From the time you turn 65, your payouts will vary depending on whether you’ve hit any of the above sums in each of the categories. If you don’t hit any of the above tiers, your monthly payouts will instead be prorated.

If you’ve managed to unlock your full retirement sum, however, you’ll be entitled to withdraw the excess.


The same applies if you’ve amassed enough to hit the Enhanced Retirement Sum: you’re able to withdraw the excess, so long as the base Full Retirement Sum does not go beyond the minimum amount imposed. You’re also encouraged to supplement your monthly payouts with your own savings.

Read more: Retirement Planning: Is S$1 Million Enough?

Where does my CPF money go after I die?

Ah, the all-important question. That’s where the CPF Nomination Scheme comes into play — because it’s your money, after all, and you can do (almost) what you like with it.

So while you can’t redistribute your CPF money through your will — not choose to donate it to charity organisations of your choice — you have the option of choosing who your CPF funds go to upon your passing.

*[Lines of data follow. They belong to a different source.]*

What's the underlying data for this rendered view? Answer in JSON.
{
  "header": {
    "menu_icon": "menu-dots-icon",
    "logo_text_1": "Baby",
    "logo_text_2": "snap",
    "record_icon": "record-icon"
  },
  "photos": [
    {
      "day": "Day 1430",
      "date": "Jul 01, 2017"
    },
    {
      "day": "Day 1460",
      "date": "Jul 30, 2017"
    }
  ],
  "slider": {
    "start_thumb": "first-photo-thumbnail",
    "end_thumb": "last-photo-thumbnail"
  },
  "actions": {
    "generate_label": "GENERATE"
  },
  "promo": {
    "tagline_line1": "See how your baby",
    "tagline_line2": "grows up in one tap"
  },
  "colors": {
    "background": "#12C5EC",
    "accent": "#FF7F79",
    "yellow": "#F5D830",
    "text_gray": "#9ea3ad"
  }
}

There is no limit to the number of nominees you can appoint, but if you are making a nomination online (you will need two witnesses), you can only indicate up to eight nominees. If you wish to nominate more than eight nominees, visit the CPF Service Centres to do so.

You can indicate the share of savings you want to allocate to each nominee.You’ll have to fill out a form, which can be accessed on the official CPF site.

Read more: 3 Simple Steps To Nominate Your CPF Online

Rather than rely on your CPF contributions, though, start planning early with Planner Bee’s retirement calculator to figure out how much you’ll need to live comfortably in your golden years.

Leave a Reply

Your email address will not be published. Required fields are marked *